Adopting Día de los Muertos into My Family Tradition


Cary Sweeney
October 2021

My family lost several loved ones unexpectedly within a short amount of time - a sister at 42, a brother at 50, and both mothers in their early seventies. Grief is difficult and none of us had experienced so much at one time in our lives. After our sister passed, we didn’t have a memorial service until much later in the year, and without this rite of passage I found we were a little stuck. I think we didn't know what to do with our grief. So, I lit a candle and placed it next to a picture of her with a couple of her favorite things like SweeTarts candy and a flower. Then I added a funny birthday card that she had sent me years ago. It opened our hearts and we found ourselves feeling a little lighter.

Día de Muertos (also known as Día de los Muertos or Day of the Dead) is a tradition rooted in Mexican heritage going back some 3,000 years, to the rituals honoring the dead in pre-Columbian Mesoamerica. It is celebrated November 1 and November 2 in contemporary Mexico and among those of Mexican heritage in the United States and around the world. I was drawn to this holiday during a time of deep grief because of its tradition of bringing together family and friends to celebrate the life of their loved ones who have died. Traditions include building altars (ofrendas) with things loved most by the loved one, like foods and beverages, and visiting graves with these items.

In San Francisco, there is a large community gathering called the Festival of Altars which includes a large processional with performances of Aztec and other traditional dance leading to ofrendas in the park. The beat of the drums and the lively spirit of the procession with people carrying candles, wearing decorative masks and pictures of their loved ones can be cathartic and joyous as you move along together.

During the pandemic many traditional funeral services were postponed or attended remotely, taking away one of the primary ways we process grief of our loved ones in America. A celebration similar to Day of the Dead can provide a healing substitute for these traditional services. Grief is an ongoing process, and so year after year it’s helpful for my family to look forward to the Día de los Muertos celebration when we set up our altar and prepare our loved ones favorite food and drink, laugh and share stories.
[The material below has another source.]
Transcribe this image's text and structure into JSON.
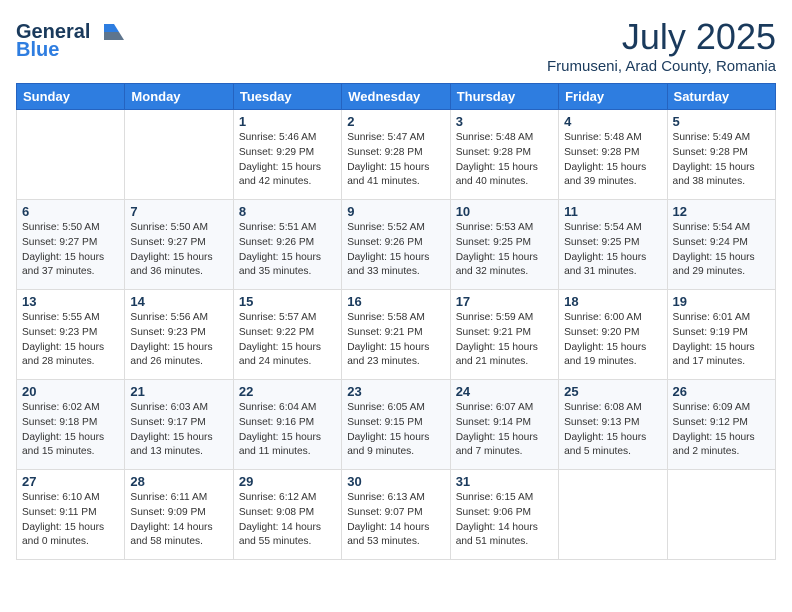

I am thankful for the influence of the Mexican community for sharing this joyous and healing celebration, Día de Muertos.

Publication date: 
October 1, 2021
Publication type: 
Journal Article